The Broadway Melody
This song is preserved at archive.org in several formats. I chose the recording of a 78 RPM (revolutions per minute) album. Charles King, the male lead actor, sings the song accompanied by an orchestra. These were recorded in one take, unlike recordings of today where different instruments and vocals are spliced together digitally.
Love Boat was performed by Charles King. His beautiful tenor is a wonderful match with this song.
You Were Meant For Me
You Were Meant For Me is the most recognized song from The Broadway Melody. It has been remade and used in many soundtracks – most notably Gene Kelly singing it to Debbie Reynolds in Singin’ in the Rain.
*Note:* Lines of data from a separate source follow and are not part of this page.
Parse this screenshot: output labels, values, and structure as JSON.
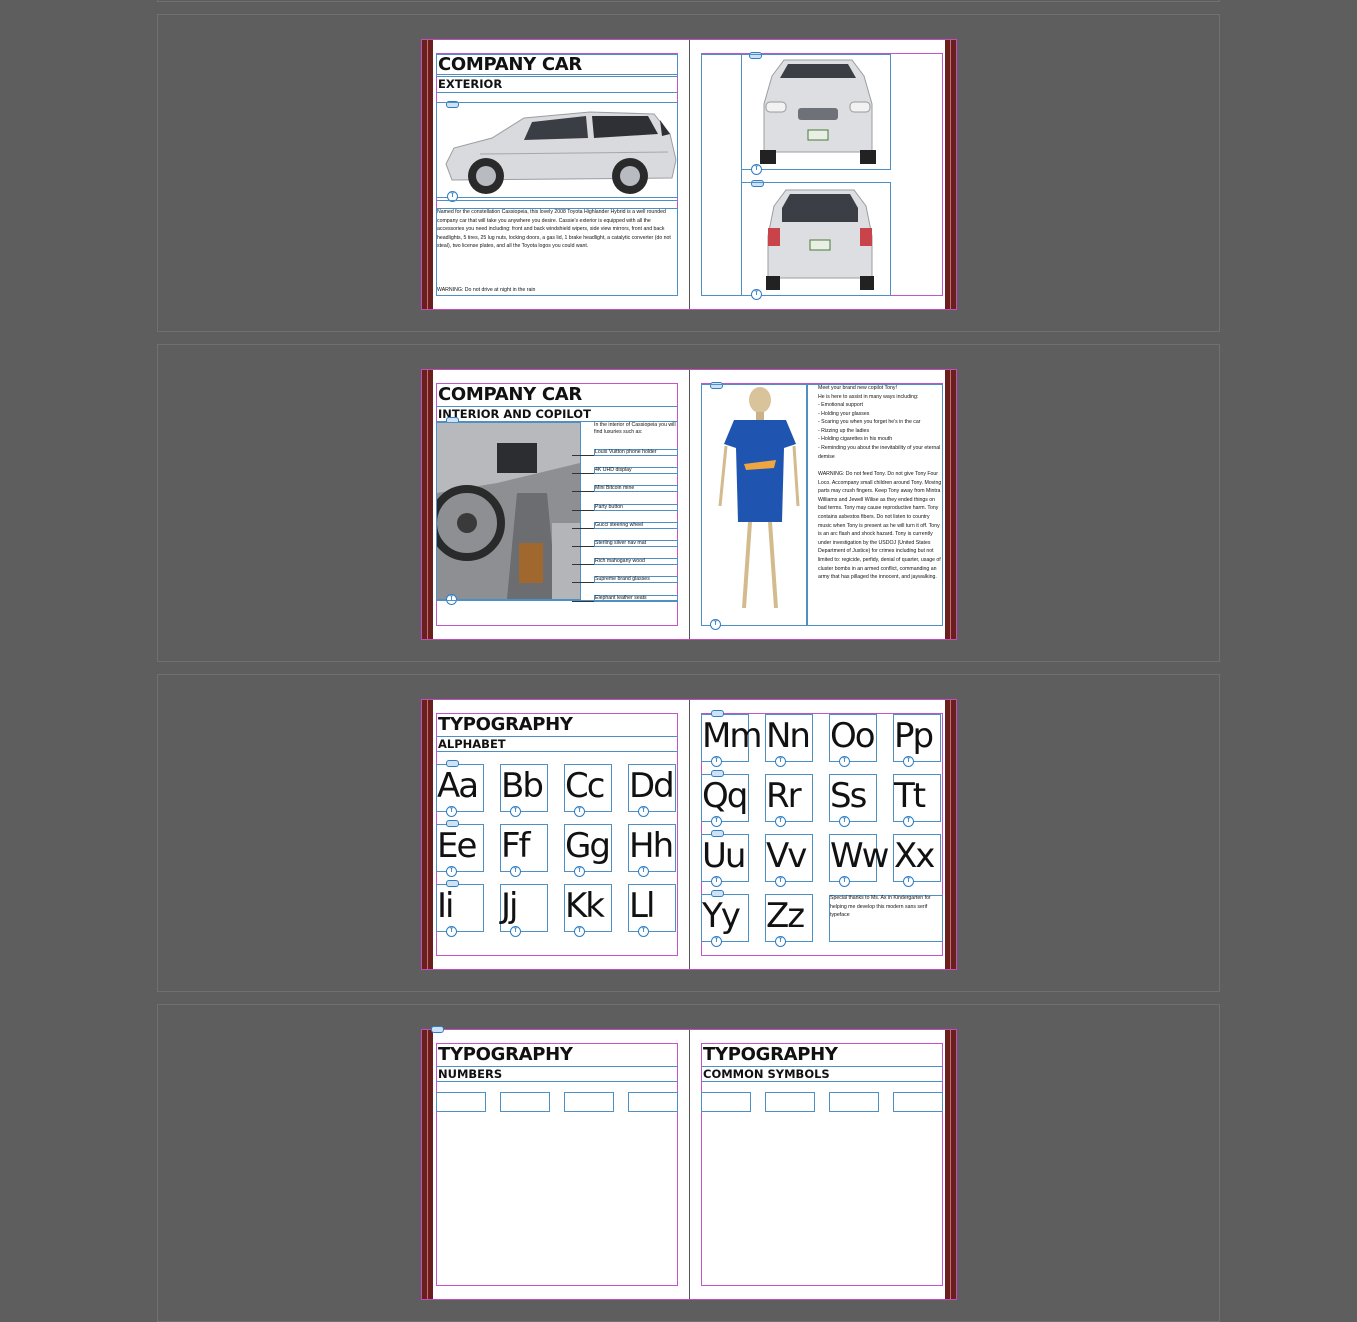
{
  "spreads": [
    {
      "left": {
        "title": "COMPANY CAR",
        "subtitle": "EXTERIOR",
        "body": "Named for the constellation Cassiopeia, this lovely 2008 Toyota Highlander Hybrid is a well rounded company car that will take you anywhere you desire. Cassie's exterior is equipped with all the accessories you need including: front and back windshield wipers, side view mirrors, front and back headlights, 5 tires, 25 lug nuts, locking doors, a gas lid, 1 brake headlight, a catalytic converter (do not steal), two license plates, and all the Toyota logos you could want.",
        "warning": "WARNING: Do not drive at night in the rain"
      }
    },
    {
      "left": {
        "title": "COMPANY CAR",
        "subtitle": "INTERIOR AND COPILOT",
        "intro": "In the interior of Cassiopeia you will find luxuries such as:",
        "callouts": [
          "Louis Vuitton phone holder",
          "4K UHD display",
          "Mini Bitcoin mine",
          "Party button",
          "Gucci steering wheel",
          "Sterling silver nav mat",
          "Rich mahogany wood",
          "Supreme brand glasses",
          "Elephant leather seats"
        ]
      },
      "right": {
        "intro": "Meet your brand new copilot Tony!\nHe is here to assist in many ways including:",
        "list": [
          "- Emotional support",
          "- Holding your glasses",
          "- Scaring you when you forget he's in the car",
          "- Rizzing up the ladies",
          "- Holding cigarettes in his mouth",
          "- Reminding you about the inevitability of your eternal demise"
        ],
        "warning": "WARNING: Do not feed Tony. Do not give Tony Four Loco. Accompany small children around Tony. Moving parts may crush fingers. Keep Tony away from Mintra Williams and Jewell Wilise as they ended things on bad terms. Tony may cause reproductive harm. Tony contains asbestos fibers. Do not listen to country music when Tony is present as he will turn it off. Tony is an arc flash and shock hazard. Tony is currently under investigation by the USDOJ (United States Department of Justice) for crimes including but not limited to: regicide, perfidy, denial of quarter, usage of cluster bombs in an armed conflict, commanding an army that has pillaged the innocent, and jaywalking."
      }
    },
    {
      "left": {
        "title": "TYPOGRAPHY",
        "subtitle": "ALPHABET",
        "letters": [
          "Aa",
          "Bb",
          "Cc",
          "Dd",
          "Ee",
          "Ff",
          "Gg",
          "Hh",
          "Ii",
          "Jj",
          "Kk",
          "Ll"
        ]
      },
      "right": {
        "letters": [
          "Mm",
          "Nn",
          "Oo",
          "Pp",
          "Qq",
          "Rr",
          "Ss",
          "Tt",
          "Uu",
          "Vv",
          "Ww",
          "Xx",
          "Yy",
          "Zz"
        ],
        "thanks": "Special thanks to Ms. Ax in Kindergarten for helping me develop this modern sans serif typeface"
      }
    },
    {
      "left": {
        "title": "TYPOGRAPHY",
        "subtitle": "NUMBERS"
      },
      "right": {
        "title": "TYPOGRAPHY",
        "subtitle": "COMMON SYMBOLS"
      }
    }
  ],
  "icons": {
    "text_frame": "T",
    "link": "link-icon"
  },
  "colors": {
    "pasteboard": "#5e5e5e",
    "margin_guide": "#c455c8",
    "frame_edge": "#4e8fc4",
    "bleed": "#6a1e1e"
  }
}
Eddie serenades Queenie, no longer able to pretend that he loves her older sister. I’ve included a youtube recording of this song because the quality is better. Enjoy!
Wedding of the Painted Doll
Wedding of the Painted Doll was a scene filmed from the audience’s perspective. This is one of the scenes we talk about when we say it brought Broadway to the masses. There is a YouTube video that shows the entire scene. Imagine seeing this a small child in a rural town – it would be mesmerizing!
This number features Hank and Queenie singing “He’s our Boy Friend,” which is appropriate since they’re both in love with the same man. The producers of the movie were offering some comic relief along with more stunning visuals of Broadway stage production at its finest.
Truthful Deacon Brown
Written by Willard Robison, I had difficulty finding any recordings of this song other than what you see when you watch the movie. Fortunately, I’m a trained librarian and that degree is finally good for something. Knowing that Willard Robison wrote the song, I checked out the archive.org audio recordings for him. I found “Truthful Parson Brown.” It’s my favorite song in the movie. It’s jazz, it has character, and tells a great story. This is probably my favorite find while looking into this movie. Enjoy!
Lovely Lady was written by Arthur Freed and Nacio Herb Brown. I was unable to locate any recordings of this song. Please send any info you may find to email@example.com
The Broadway Melody Trivia
When Anita Page died on September 6, 2008, she was the last living person who attended the 1929 Academy Awards, where The Broadway Melody won Best Picture.
The technology was so new that film directors did not quite know how to get the sound right. After listening to the recordings, they would sometimes need to change the set to achieve better acoustics and re-film the entire scene.
The silent version of the film showed one scene with red and green filters, bringing color to the big screen and enticing people to see the film in different areas. This also gave incentive to theaters who weren’t equipped for sound to run the film.
The film spurred three sequels, called “The Broadway Melody of 1936,” “The Broadway Melody of 1938,” and The Broadway Melody of 1940.”
Bessie Love was nominated for Best Actress by the Academy.
The Best Picture History Project
This has been the 2nd installment in The Best Picture History Project. Using many different types of media, I look at each film and how it reflected the American people at the time. Many films bring to light the mood of the country. Sometimes somber, sometimes filling the need for escapism, and sometimes celebrating new technology or societal barriers that are close to being broken, these films give you a peek at what life was like for those that came before us. At the very least, it’s fun to go back and sort through old photos and videos, and that’s what I hope you come back each week to do!
Next week, we will take a good look at All Quiet on the Western Front. Grab a copy of the book and movie and I’ll see you back here soon!